The MK-1 ships with a 20cm top fan, 20cm front fan, and a 14cm exhaust fan, as well as an array of further cooling options, including a 20cm fan-mounting bracket on the side panel and a removable top panel that can accommodate a 24cm radiator or another 20cm fan. The MK-1 also features three water-cooling routing holes in the back of the case. The first two routing holes are remnants from the days of eternal radiators, while the third is a leftover from the days of pass-through USB 3.0 cables.
In addition to the three stock fans, the MK-1 features slide-out dust filters (below the case and also behind the front panel) and 1.25-inch feet to elevate the case for better airflow—particularly helpful if you're going to be parking your rig on carpet.
Using our thermal test setup from the August 2011 case roundup, the Chaser MK-1 had a CPU burn average of about 59.5 degrees Celsius, and a GPU burn average of about 83C, which is not stellar, but not terrible, either.
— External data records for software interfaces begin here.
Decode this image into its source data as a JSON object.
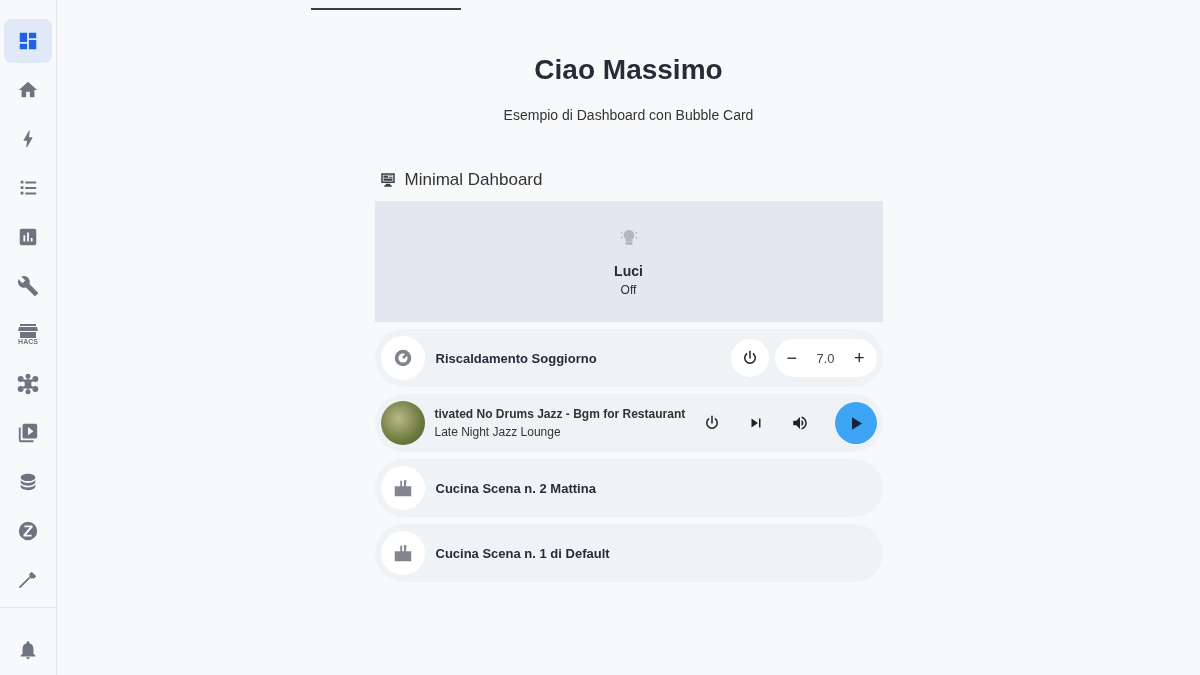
{
  "sidebar": {
    "items": [
      {
        "kind": "dashboard",
        "selected": true
      },
      {
        "kind": "home",
        "selected": false
      },
      {
        "kind": "bolt",
        "selected": false
      },
      {
        "kind": "list",
        "selected": false
      },
      {
        "kind": "chart",
        "selected": false
      },
      {
        "kind": "wrench",
        "selected": false
      },
      {
        "kind": "store",
        "caption": "HACS",
        "selected": false
      },
      {
        "kind": "hub",
        "selected": false
      },
      {
        "kind": "media",
        "selected": false
      },
      {
        "kind": "database",
        "selected": false
      },
      {
        "kind": "zwave",
        "selected": false
      },
      {
        "kind": "hammer",
        "selected": false
      }
    ]
  },
  "header": {
    "title": "Ciao Massimo",
    "subtitle": "Esempio di Dashboard con Bubble Card"
  },
  "section": {
    "title": "Minimal Dahboard",
    "light": {
      "name": "Luci",
      "state": "Off",
      "on": false
    },
    "rows": [
      {
        "kind": "thermostat",
        "name": "Riscaldamento Soggiorno",
        "minus": "−",
        "value": "7.0",
        "plus": "+"
      },
      {
        "kind": "media",
        "title": "tivated No Drums Jazz - Bgm for Restaurant",
        "artist": "Late Night Jazz Lounge"
      },
      {
        "kind": "scene",
        "name": "Cucina Scena n. 2 Mattina"
      },
      {
        "kind": "scene",
        "name": "Cucina Scena n. 1 di Default"
      }
    ]
  }
}
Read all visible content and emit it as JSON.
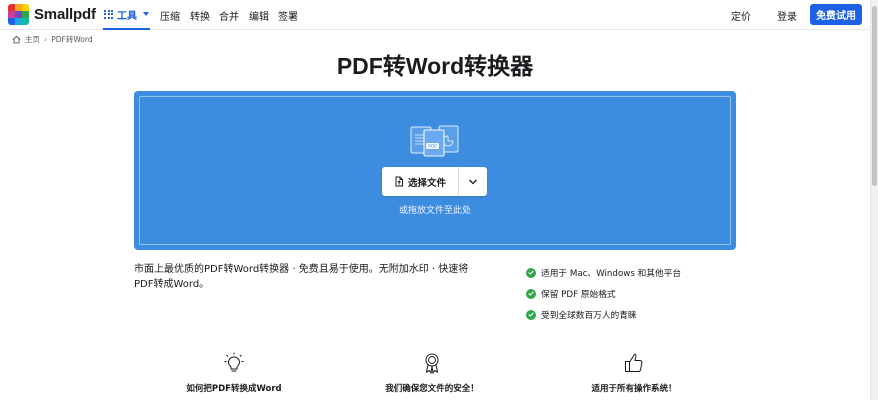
{
  "header": {
    "brand": "Smallpdf",
    "tools_label": "工具",
    "menu": [
      "压缩",
      "转换",
      "合并",
      "编辑",
      "签署"
    ],
    "pricing_label": "定价",
    "login_label": "登录",
    "trial_label": "免费试用",
    "accent_color": "#1d61e6"
  },
  "breadcrumb": {
    "home": "主页",
    "current": "PDF转Word"
  },
  "page": {
    "title": "PDF转Word转换器"
  },
  "dropzone": {
    "choose_label": "选择文件",
    "hint": "或拖放文件至此处",
    "file_badge": "PDF",
    "bg_color": "#3c8de0"
  },
  "description": "市面上最优质的PDF转Word转换器 · 免费且易于使用。无附加水印 · 快速将PDF转成Word。",
  "features": [
    "适用于 Mac、Windows 和其他平台",
    "保留 PDF 原始格式",
    "受到全球数百万人的青睐"
  ],
  "cards": [
    {
      "title": "如何把PDF转换成Word",
      "icon": "lightbulb-icon"
    },
    {
      "title": "我们确保您文件的安全！",
      "icon": "award-icon"
    },
    {
      "title": "适用于所有操作系统！",
      "icon": "thumbs-up-icon"
    }
  ]
}
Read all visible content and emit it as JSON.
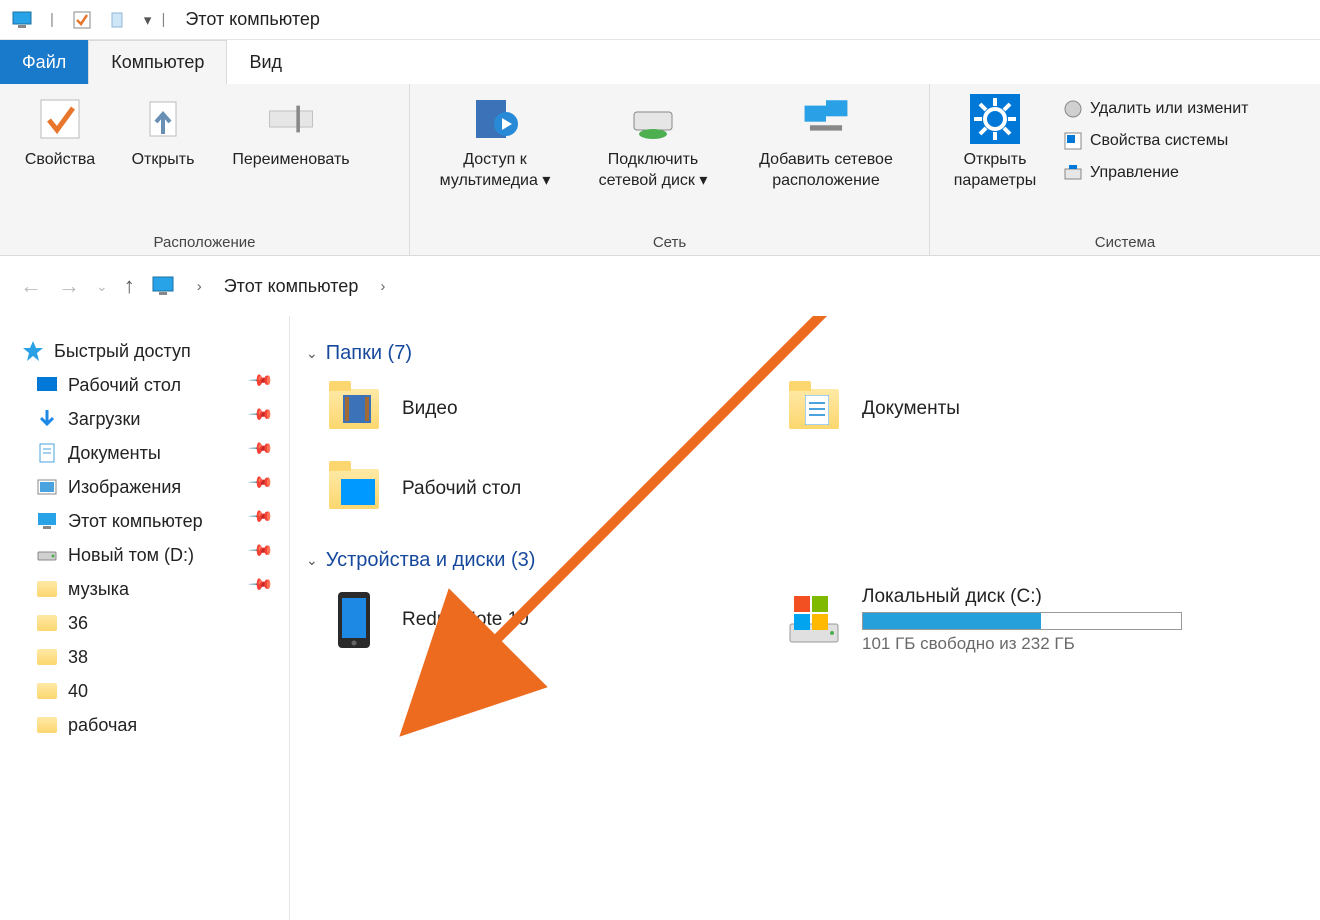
{
  "titlebar": {
    "title": "Этот компьютер"
  },
  "tabs": {
    "file": "Файл",
    "computer": "Компьютер",
    "view": "Вид"
  },
  "ribbon": {
    "group_location": {
      "label": "Расположение",
      "properties": "Свойства",
      "open": "Открыть",
      "rename": "Переименовать"
    },
    "group_network": {
      "label": "Сеть",
      "media_access": "Доступ к мультимедиа ▾",
      "map_drive": "Подключить сетевой диск ▾",
      "add_location": "Добавить сетевое расположение"
    },
    "group_system": {
      "label": "Система",
      "open_settings": "Открыть параметры",
      "uninstall": "Удалить или изменит",
      "sys_props": "Свойства системы",
      "manage": "Управление"
    }
  },
  "breadcrumb": {
    "segment": "Этот компьютер"
  },
  "sidebar": {
    "quick_access": "Быстрый доступ",
    "items": [
      {
        "label": "Рабочий стол",
        "icon": "desktop"
      },
      {
        "label": "Загрузки",
        "icon": "downloads"
      },
      {
        "label": "Документы",
        "icon": "documents"
      },
      {
        "label": "Изображения",
        "icon": "pictures"
      },
      {
        "label": "Этот компьютер",
        "icon": "this-pc"
      },
      {
        "label": "Новый том (D:)",
        "icon": "drive"
      },
      {
        "label": "музыка",
        "icon": "folder"
      },
      {
        "label": "36",
        "icon": "folder"
      },
      {
        "label": "38",
        "icon": "folder"
      },
      {
        "label": "40",
        "icon": "folder"
      },
      {
        "label": "рабочая",
        "icon": "folder"
      }
    ]
  },
  "content": {
    "folders_header": "Папки (7)",
    "devices_header": "Устройства и диски (3)",
    "folders": [
      {
        "label": "Видео"
      },
      {
        "label": "Документы"
      },
      {
        "label": "Рабочий стол"
      }
    ],
    "device_phone": "Redmi Note 10",
    "disk": {
      "label": "Локальный диск (C:)",
      "free_text": "101 ГБ свободно из 232 ГБ",
      "used_percent": 56
    }
  }
}
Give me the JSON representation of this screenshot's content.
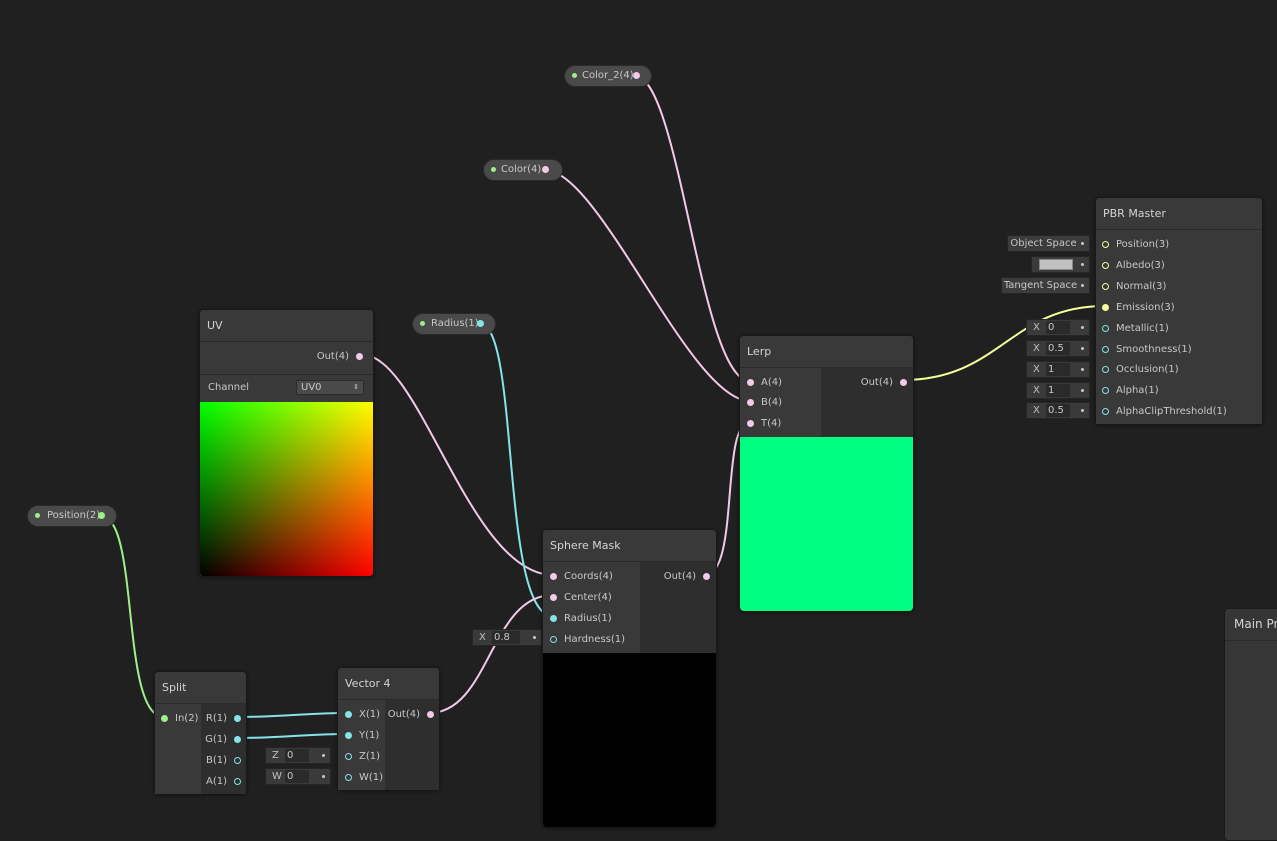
{
  "nodes": {
    "uv": {
      "title": "UV",
      "out": "Out(4)",
      "channel_label": "Channel",
      "channel_value": "UV0"
    },
    "split": {
      "title": "Split",
      "in": "In(2)",
      "outs": [
        "R(1)",
        "G(1)",
        "B(1)",
        "A(1)"
      ]
    },
    "vector4": {
      "title": "Vector 4",
      "ins": [
        "X(1)",
        "Y(1)",
        "Z(1)",
        "W(1)"
      ],
      "out": "Out(4)",
      "z_label": "Z",
      "z_value": "0",
      "w_label": "W",
      "w_value": "0"
    },
    "sphere_mask": {
      "title": "Sphere Mask",
      "ins": [
        "Coords(4)",
        "Center(4)",
        "Radius(1)",
        "Hardness(1)"
      ],
      "out": "Out(4)",
      "hardness_label": "X",
      "hardness_value": "0.8"
    },
    "lerp": {
      "title": "Lerp",
      "ins": [
        "A(4)",
        "B(4)",
        "T(4)"
      ],
      "out": "Out(4)"
    },
    "pbr_master": {
      "title": "PBR Master",
      "ins": [
        "Position(3)",
        "Albedo(3)",
        "Normal(3)",
        "Emission(3)",
        "Metallic(1)",
        "Smoothness(1)",
        "Occlusion(1)",
        "Alpha(1)",
        "AlphaClipThreshold(1)"
      ],
      "position_space": "Object Space",
      "normal_space": "Tangent Space",
      "field_label": "X",
      "metallic": "0",
      "smoothness": "0.5",
      "occlusion": "1",
      "alpha": "1",
      "alpha_clip": "0.5"
    }
  },
  "properties": {
    "color2": "Color_2(4)",
    "color": "Color(4)",
    "radius": "Radius(1)",
    "position": "Position(2)"
  },
  "main_preview": {
    "title": "Main Preview"
  },
  "colors": {
    "background": "#202020",
    "wire_vec4": "#f3c9e8",
    "wire_vec1": "#84e4e7",
    "wire_vec2": "#9ff08a",
    "wire_vec3": "#f6ff9a",
    "lerp_preview": "#00ff80"
  }
}
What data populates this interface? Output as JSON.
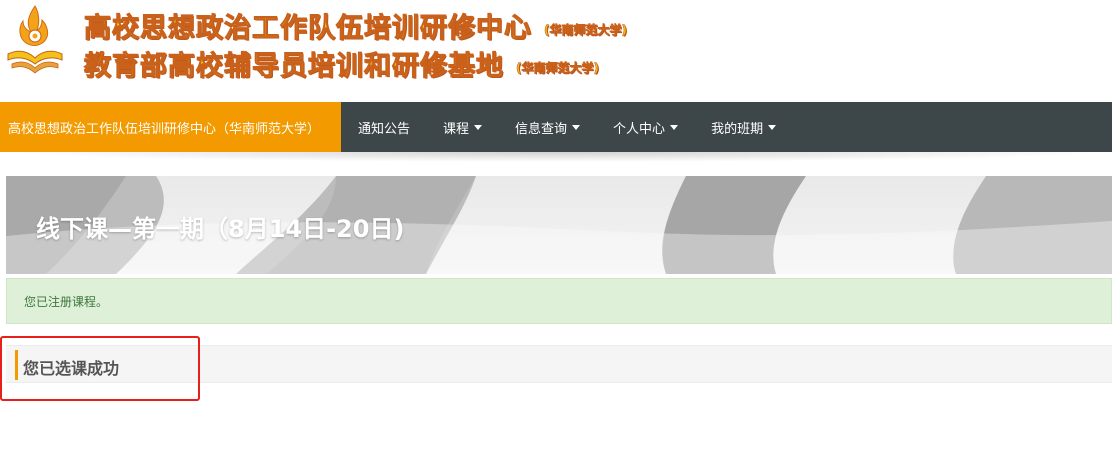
{
  "header": {
    "title_line1": "高校思想政治工作队伍培训研修中心",
    "title_line1_sub": "(华南师范大学)",
    "title_line2": "教育部高校辅导员培训和研修基地",
    "title_line2_sub": "(华南师范大学)",
    "logo_icon": "university-flame-logo-icon"
  },
  "navbar": {
    "brand": "高校思想政治工作队伍培训研修中心（华南师范大学）",
    "items": [
      {
        "label": "通知公告",
        "dropdown": false
      },
      {
        "label": "课程",
        "dropdown": true
      },
      {
        "label": "信息查询",
        "dropdown": true
      },
      {
        "label": "个人中心",
        "dropdown": true
      },
      {
        "label": "我的班期",
        "dropdown": true
      }
    ],
    "brand_color": "#f39a00",
    "bar_color": "#3d4649"
  },
  "course": {
    "title": "线下课—第一期（8月14日-20日)"
  },
  "alert": {
    "message": "您已注册课程。",
    "color": "#dff0d8"
  },
  "success": {
    "text": "您已选课成功",
    "accent_color": "#f39a00",
    "highlight_color": "#e8201c"
  }
}
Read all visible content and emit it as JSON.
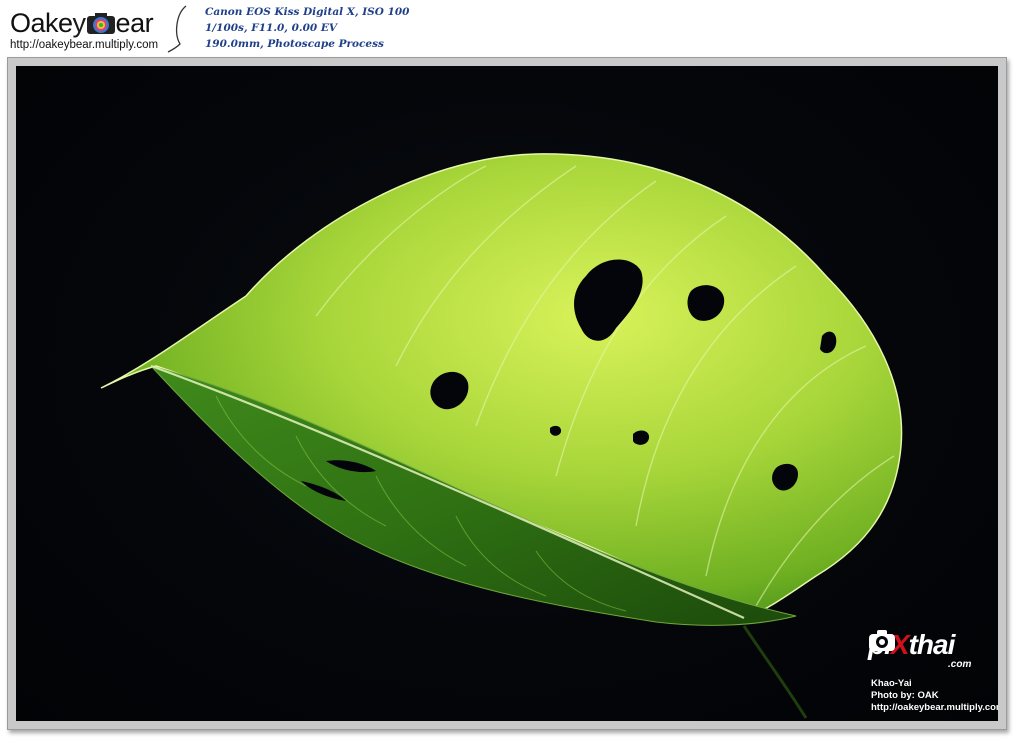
{
  "header": {
    "logo": {
      "text_before": "Oake",
      "text_highlight": "y",
      "text_after": "ear",
      "icon": "camera-lens-icon",
      "url": "http://oakeybear.multiply.com"
    },
    "exif": {
      "line1": "Canon EOS Kiss Digital X, ISO 100",
      "line2": "1/100s, F11.0, 0.00 EV",
      "line3": "190.0mm, Photoscape Process"
    }
  },
  "photo": {
    "subject": "backlit-green-leaf",
    "colors": {
      "background": "#05070b",
      "leaf_light": "#c8e84a",
      "leaf_mid": "#7fbf2a",
      "leaf_dark": "#2e6b12",
      "frame": "#c9c9c9"
    }
  },
  "watermark": {
    "brand_part1": "pi",
    "brand_x": "X",
    "brand_part2": "thai",
    "brand_suffix": ".com",
    "camera_icon": "camera-icon",
    "location": "Khao-Yai",
    "credit": "Photo by: OAK",
    "url": "http://oakeybear.multiply.com"
  }
}
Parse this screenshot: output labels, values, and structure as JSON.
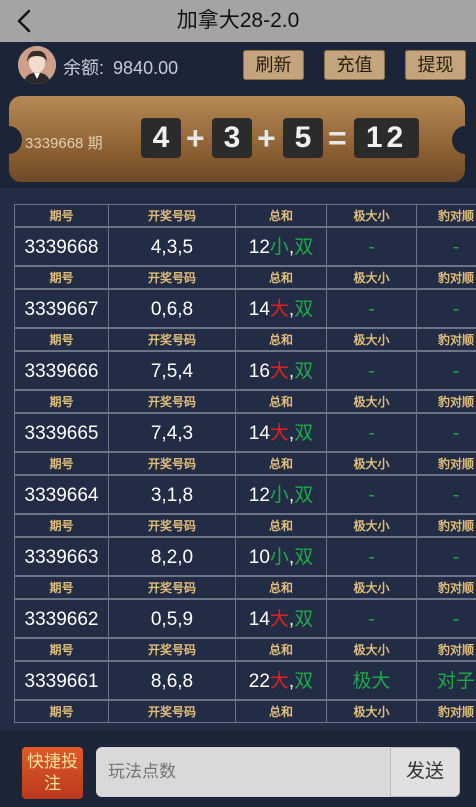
{
  "header": {
    "title": "加拿大28-2.0"
  },
  "user": {
    "balance_label": "余额:",
    "balance_value": "9840.00"
  },
  "actions": {
    "refresh": "刷新",
    "recharge": "充值",
    "withdraw": "提现"
  },
  "latest": {
    "issue": "3339668 期",
    "digits": [
      "4",
      "3",
      "5"
    ],
    "plus": "+",
    "equals": "=",
    "sum": "12"
  },
  "table": {
    "headers": [
      "期号",
      "开奖号码",
      "总和",
      "极大小",
      "豹对顺"
    ],
    "rows": [
      {
        "issue": "3339668",
        "numbers": "4,3,5",
        "sum": "12",
        "size": "小",
        "comma": ",",
        "parity": "双",
        "extreme": "-",
        "combo": "-"
      },
      {
        "issue": "3339667",
        "numbers": "0,6,8",
        "sum": "14",
        "size": "大",
        "comma": ",",
        "parity": "双",
        "extreme": "-",
        "combo": "-"
      },
      {
        "issue": "3339666",
        "numbers": "7,5,4",
        "sum": "16",
        "size": "大",
        "comma": ",",
        "parity": "双",
        "extreme": "-",
        "combo": "-"
      },
      {
        "issue": "3339665",
        "numbers": "7,4,3",
        "sum": "14",
        "size": "大",
        "comma": ",",
        "parity": "双",
        "extreme": "-",
        "combo": "-"
      },
      {
        "issue": "3339664",
        "numbers": "3,1,8",
        "sum": "12",
        "size": "小",
        "comma": ",",
        "parity": "双",
        "extreme": "-",
        "combo": "-"
      },
      {
        "issue": "3339663",
        "numbers": "8,2,0",
        "sum": "10",
        "size": "小",
        "comma": ",",
        "parity": "双",
        "extreme": "-",
        "combo": "-"
      },
      {
        "issue": "3339662",
        "numbers": "0,5,9",
        "sum": "14",
        "size": "大",
        "comma": ",",
        "parity": "双",
        "extreme": "-",
        "combo": "-"
      },
      {
        "issue": "3339661",
        "numbers": "8,6,8",
        "sum": "22",
        "size": "大",
        "comma": ",",
        "parity": "双",
        "extreme": "极大",
        "combo": "对子"
      }
    ]
  },
  "footer": {
    "quick_bet": "快捷投注",
    "input_placeholder": "玩法点数",
    "send": "发送"
  },
  "colors": {
    "big": "#e02020",
    "small": "#1fa84a",
    "gold": "#e0bd7a",
    "ticket": "#9a6d3c",
    "quick_bet": "#d04a22"
  },
  "icons": {
    "back": "chevron-left-icon",
    "avatar": "avatar"
  }
}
Idling, the MK-1 ran a bit hot, with an average temperature of 38.2C. This is actually the warmest idle we've seen in months, but only by a degree.
The top panel has an interesting blend of usual and not-so-usual features: The MK-1 sports a reset switch, a power button, audio jacks, two fan control settings (high and low), and a button that lets you cycle through fan LED colors—red, blue, green, and intermittent flashing of all three—the same basic setup from Thermaltake's Level 10 GT. Though it is cool to have the ability to choose your fan colors, we couldn't help but wonder why anyone would choose any color other than blue, as the case features lots of blue accents. The top panel also features two USB 2.0 ports, two USB 3.0 ports (with an internal motherboard header), a single eSATA port, and Thermaltake's now-familiar drop-down SATA dock.
Overall, we're very impressed with the MK-1. It looks über-beastly, especially when you power on the fan LEDs—although it's a bit reminiscent of Cooler Master's HAF series—and is spacious, to boot. Even minor additions, like a headset holder built into the side panel and the aforementioned foot stands and dust filters show us that Thermaltake doesn't always know when to stop adding details.
For 160 bucks, you get a big, monstrous-looking case with toolless parts and plenty of options for cooling, making it a solid competitor against the likes of two of our recent favorite cases, the Corsair 650D ($200) and the SilverStone Raven RV03 ($140).
Very spacious; classy color accents; custom fan/lighting controls.
Why use any LED color other than blue? Flimsy side panels.